At the corner of Tucson Boulevard and 6th Avenue, smack middle of the Sam Hughes neighborhood in Midtown, large yellow signs warn of a possible change.

They advertise a rezoning hearing that’s open to the public; and while the proposal plans to bring new business to the area, some neighbors are concerned the extra traffic both vehicle and foot could be negative.

The Village at Sam Hughes is classified as a local commercial zone (C-1) which means that it’s intended for retail and restaurants. Local developer Ross Rulney and development firm The Planning Center are proposing a rezoning to a Planned Area Development (PAD) which gives the developer more flexibility in designating the uses of the property.

But it also means there’s more government scrutiny over the proposal.
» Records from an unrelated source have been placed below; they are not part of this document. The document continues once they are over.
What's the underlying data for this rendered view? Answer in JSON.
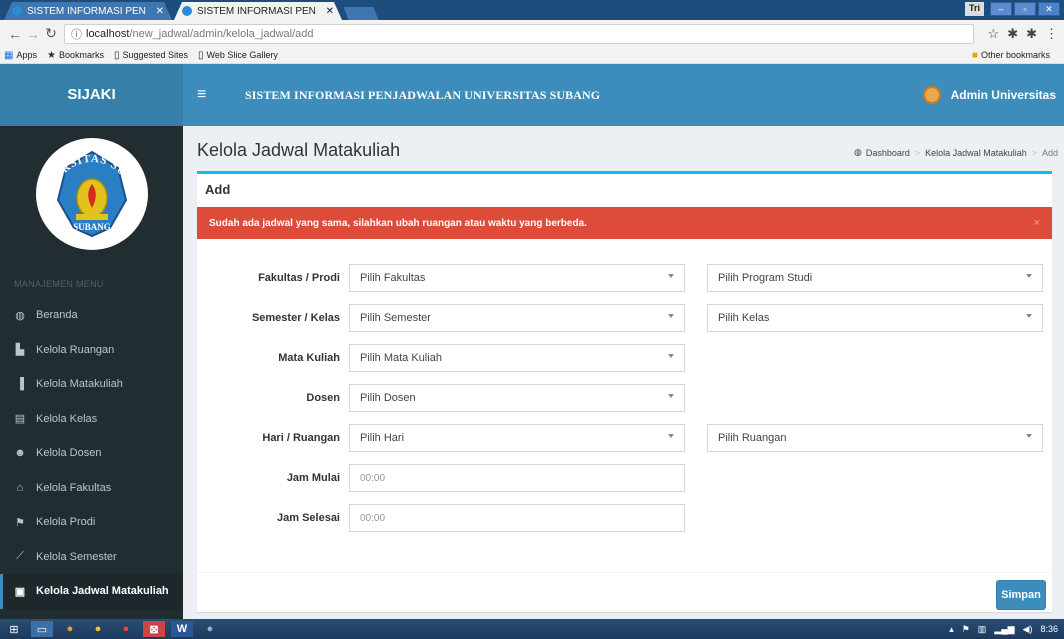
{
  "browser": {
    "tabs": [
      {
        "label": "SISTEM INFORMASI PEN",
        "active": false
      },
      {
        "label": "SISTEM INFORMASI PEN",
        "active": true
      }
    ],
    "user_badge": "Tri",
    "url_host": "localhost",
    "url_path": "/new_jadwal/admin/kelola_jadwal/add",
    "bookmarks": [
      {
        "label": "Apps",
        "icon": "apps-grid-icon"
      },
      {
        "label": "Bookmarks",
        "icon": "star-icon"
      },
      {
        "label": "Suggested Sites",
        "icon": "page-icon"
      },
      {
        "label": "Web Slice Gallery",
        "icon": "page-icon"
      }
    ],
    "other_bookmarks": "Other bookmarks"
  },
  "header": {
    "brand": "SIJAKI",
    "title": "SISTEM INFORMASI PENJADWALAN UNIVERSITAS SUBANG",
    "user": "Admin Universitas"
  },
  "sidebar": {
    "seal_text_top": "UNIVERSITAS SUBANG",
    "seal_text_bottom": "SUBANG",
    "menu_header": "MANAJEMEN MENU",
    "items": [
      {
        "label": "Beranda",
        "icon": "dashboard-icon"
      },
      {
        "label": "Kelola Ruangan",
        "icon": "building-icon"
      },
      {
        "label": "Kelola Matakuliah",
        "icon": "bookmark-icon"
      },
      {
        "label": "Kelola Kelas",
        "icon": "file-icon"
      },
      {
        "label": "Kelola Dosen",
        "icon": "users-icon"
      },
      {
        "label": "Kelola Fakultas",
        "icon": "graduation-cap-icon"
      },
      {
        "label": "Kelola Prodi",
        "icon": "flag-icon"
      },
      {
        "label": "Kelola Semester",
        "icon": "line-chart-icon"
      },
      {
        "label": "Kelola Jadwal Matakuliah",
        "icon": "calendar-icon",
        "active": true
      }
    ]
  },
  "page": {
    "title": "Kelola Jadwal Matakuliah",
    "breadcrumb": [
      "Dashboard",
      "Kelola Jadwal Matakuliah",
      "Add"
    ],
    "box_title": "Add",
    "alert": "Sudah ada jadwal yang sama, silahkan ubah ruangan atau waktu yang berbeda.",
    "alert_close": "×",
    "form": {
      "fakultas_label": "Fakultas / Prodi",
      "fakultas_value": "Pilih Fakultas",
      "prodi_value": "Pilih Program Studi",
      "semester_label": "Semester / Kelas",
      "semester_value": "Pilih Semester",
      "kelas_value": "Pilih Kelas",
      "matkul_label": "Mata Kuliah",
      "matkul_value": "Pilih Mata Kuliah",
      "dosen_label": "Dosen",
      "dosen_value": "Pilih Dosen",
      "hari_label": "Hari / Ruangan",
      "hari_value": "Pilih Hari",
      "ruangan_value": "Pilih Ruangan",
      "jam_mulai_label": "Jam Mulai",
      "jam_mulai_placeholder": "00:00",
      "jam_selesai_label": "Jam Selesai",
      "jam_selesai_placeholder": "00:00"
    },
    "submit": "Simpan"
  },
  "taskbar": {
    "time": "8:36"
  },
  "colors": {
    "header": "#3c8dbc",
    "brand": "#367fa9",
    "sidebar": "#222d32",
    "alert": "#dd4b39",
    "box_accent": "#00c0ef"
  }
}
The PAD application for The Village at Sam Hughes asks for regulations similar to C-1 zoning with a few changes to allow for three new businesses to come to the area: a craftwork space, a bar and a microbrewery.

“The benefit of creating this PAD is that we are able to create a custom zoning designation that not only allows us to ask for only the uses demanded by the market but also restricts other uses that are currently permitted on the site and that are not compatible with the neighborhood, said a representative from The Planning Center.
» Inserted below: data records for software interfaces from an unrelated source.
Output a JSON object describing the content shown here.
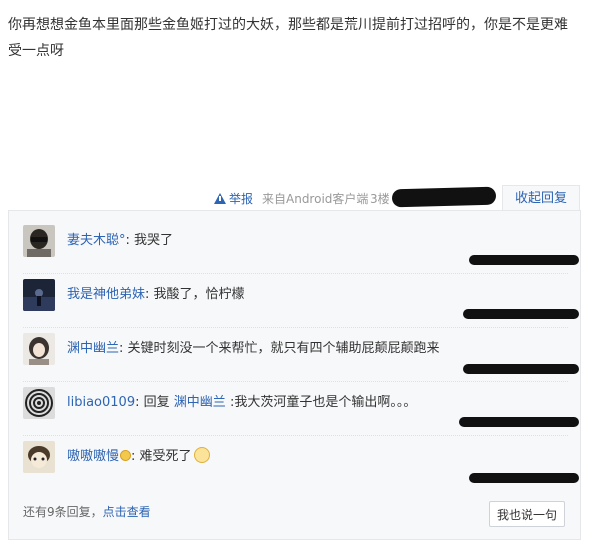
{
  "post": {
    "text": "你再想想金鱼本里面那些金鱼姬打过的大妖，那些都是荒川提前打过招呼的，你是不是更难受一点呀"
  },
  "meta": {
    "report_label": "举报",
    "source_label": "来自Android客户端",
    "floor_label": "3楼",
    "collapse_label": "收起回复"
  },
  "replies": [
    {
      "username": "妻夫木聪°",
      "separator": ":",
      "text": "我哭了"
    },
    {
      "username": "我是神他弟妹",
      "separator": ":",
      "text": "我酸了，恰柠檬"
    },
    {
      "username": "渊中幽兰",
      "separator": ":",
      "text": "关键时刻没一个来帮忙，就只有四个辅助屁颠屁颠跑来"
    },
    {
      "username": "libiao0109",
      "separator": ":",
      "reply_prefix": "回复",
      "reply_to": "渊中幽兰",
      "text": ":我大茨河童子也是个输出啊。。。"
    },
    {
      "username": "嗷嗷嗷慢",
      "separator": ":",
      "text": "难受死了"
    }
  ],
  "footer": {
    "more_prefix": "还有9条回复，",
    "more_link": "点击查看",
    "say_button": "我也说一句"
  },
  "colors": {
    "link_blue": "#2d64b3",
    "reply_bg": "#f7f8fa",
    "border": "#e6e7ea"
  },
  "icons": [
    "warning-icon",
    "avatar",
    "emoji-icon"
  ]
}
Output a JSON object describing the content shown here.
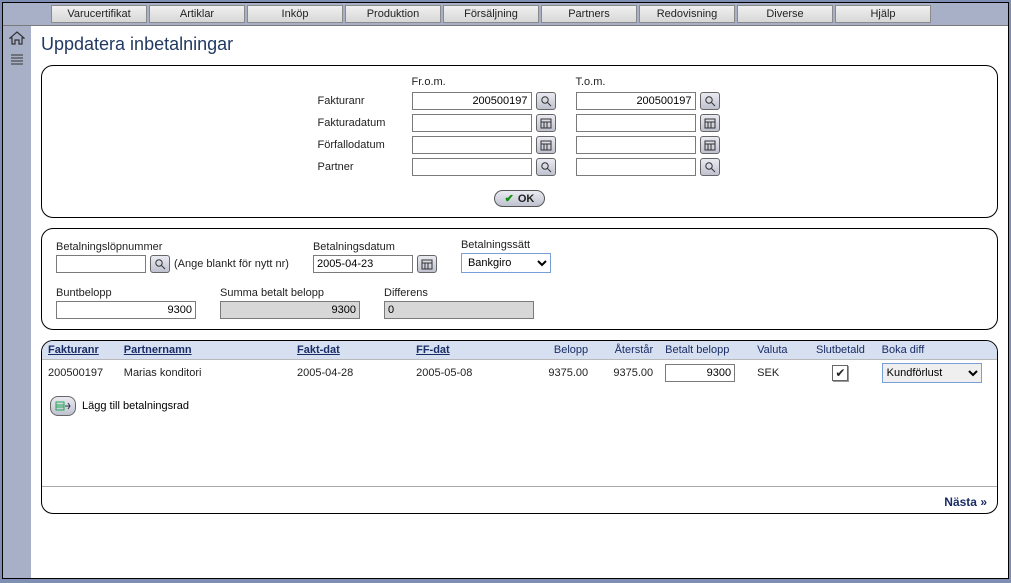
{
  "menu": [
    "Varucertifikat",
    "Artiklar",
    "Inköp",
    "Produktion",
    "Försäljning",
    "Partners",
    "Redovisning",
    "Diverse",
    "Hjälp"
  ],
  "page_title": "Uppdatera inbetalningar",
  "filter": {
    "from_header": "Fr.o.m.",
    "to_header": "T.o.m.",
    "rows": {
      "fakturanr": {
        "label": "Fakturanr",
        "from": "200500197",
        "to": "200500197",
        "icon": "search"
      },
      "fakturadatum": {
        "label": "Fakturadatum",
        "from": "",
        "to": "",
        "icon": "calendar"
      },
      "forfallodatum": {
        "label": "Förfallodatum",
        "from": "",
        "to": "",
        "icon": "calendar"
      },
      "partner": {
        "label": "Partner",
        "from": "",
        "to": "",
        "icon": "search"
      }
    },
    "ok_label": "OK"
  },
  "payment": {
    "lopnr_label": "Betalningslöpnummer",
    "lopnr_value": "",
    "lopnr_hint": "(Ange blankt för nytt nr)",
    "datum_label": "Betalningsdatum",
    "datum_value": "2005-04-23",
    "satt_label": "Betalningssätt",
    "satt_value": "Bankgiro",
    "bunt_label": "Buntbelopp",
    "bunt_value": "9300",
    "summa_label": "Summa betalt belopp",
    "summa_value": "9300",
    "diff_label": "Differens",
    "diff_value": "0"
  },
  "table": {
    "headers": {
      "fakturanr": "Fakturanr",
      "partnernamn": "Partnernamn",
      "faktdat": "Fakt-dat",
      "ffdat": "FF-dat",
      "belopp": "Belopp",
      "aterstar": "Återstår",
      "betalt": "Betalt belopp",
      "valuta": "Valuta",
      "slutbetald": "Slutbetald",
      "bokadiff": "Boka diff"
    },
    "rows": [
      {
        "fakturanr": "200500197",
        "partnernamn": "Marias konditori",
        "faktdat": "2005-04-28",
        "ffdat": "2005-05-08",
        "belopp": "9375.00",
        "aterstar": "9375.00",
        "betalt": "9300",
        "valuta": "SEK",
        "slutbetald": true,
        "bokadiff": "Kundförlust"
      }
    ],
    "add_label": "Lägg till betalningsrad"
  },
  "footer": {
    "next_label": "Nästa »"
  }
}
The Sam Hughes Neighborhood Association doesn’t agree. President Gayle Hartmann pointed out how there were already three places serving alcohol in The Village: Bob Dobbs, Borderlands and Flora’s. She said neighbors are also concerned about parking and pedestrian safety.

Right now because theres not enough space on the south side [of 6th] to go to places like Tumerico people are parking on the Northside in the bigger parking lot,” Hartmann told KGUN9. “We have lots of photos of Jaywalking crossing sixth street which is a very busy street, so adding more businesses to this just doesnt seem like a very safe thing to do.
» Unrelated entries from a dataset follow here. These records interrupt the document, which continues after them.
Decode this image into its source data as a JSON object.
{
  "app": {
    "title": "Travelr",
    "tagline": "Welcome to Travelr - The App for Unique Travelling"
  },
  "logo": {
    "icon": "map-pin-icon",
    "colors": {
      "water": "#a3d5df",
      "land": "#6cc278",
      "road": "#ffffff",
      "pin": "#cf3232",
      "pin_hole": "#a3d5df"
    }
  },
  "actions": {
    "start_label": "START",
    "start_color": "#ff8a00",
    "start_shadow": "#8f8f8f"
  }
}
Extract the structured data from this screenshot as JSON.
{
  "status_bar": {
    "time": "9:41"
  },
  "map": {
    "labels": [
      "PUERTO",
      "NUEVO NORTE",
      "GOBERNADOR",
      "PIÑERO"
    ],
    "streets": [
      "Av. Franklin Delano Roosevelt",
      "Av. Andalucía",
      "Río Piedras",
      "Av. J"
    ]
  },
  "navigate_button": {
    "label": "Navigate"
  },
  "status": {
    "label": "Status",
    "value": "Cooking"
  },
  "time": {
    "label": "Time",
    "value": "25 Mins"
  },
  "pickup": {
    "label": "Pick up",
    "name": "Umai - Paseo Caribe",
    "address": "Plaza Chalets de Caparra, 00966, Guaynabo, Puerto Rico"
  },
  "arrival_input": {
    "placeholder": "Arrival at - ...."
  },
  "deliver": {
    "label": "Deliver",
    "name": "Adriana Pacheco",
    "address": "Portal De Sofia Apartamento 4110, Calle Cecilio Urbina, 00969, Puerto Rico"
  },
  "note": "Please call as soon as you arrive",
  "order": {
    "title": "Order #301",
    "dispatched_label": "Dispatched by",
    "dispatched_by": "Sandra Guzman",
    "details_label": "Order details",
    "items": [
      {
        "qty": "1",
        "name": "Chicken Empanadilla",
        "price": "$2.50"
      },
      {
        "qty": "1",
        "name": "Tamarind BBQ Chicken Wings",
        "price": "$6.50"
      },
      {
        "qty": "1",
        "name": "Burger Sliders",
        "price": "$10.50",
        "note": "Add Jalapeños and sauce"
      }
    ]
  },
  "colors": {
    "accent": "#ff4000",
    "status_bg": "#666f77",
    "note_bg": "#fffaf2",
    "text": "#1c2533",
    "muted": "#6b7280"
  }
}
The next step in the rezoning process is a public hearing with the zoning examiner. After the hearing, the examiner has two weeks to recommend Tucson’s Mayor and Council approve or deny the PAD.

Hartmann and the Sam Hughes Neighborhood Association is looking to slow down that timeline so any construction wouldn’t start until September.

Theres a lot going on here,” Hartmann said. “Its going to be summera lot of people are coming and going in the summer. We have a new city councilperson who hasnt had time to even hear about this issue, so were going to see if we can at least get a postponement for a month or two.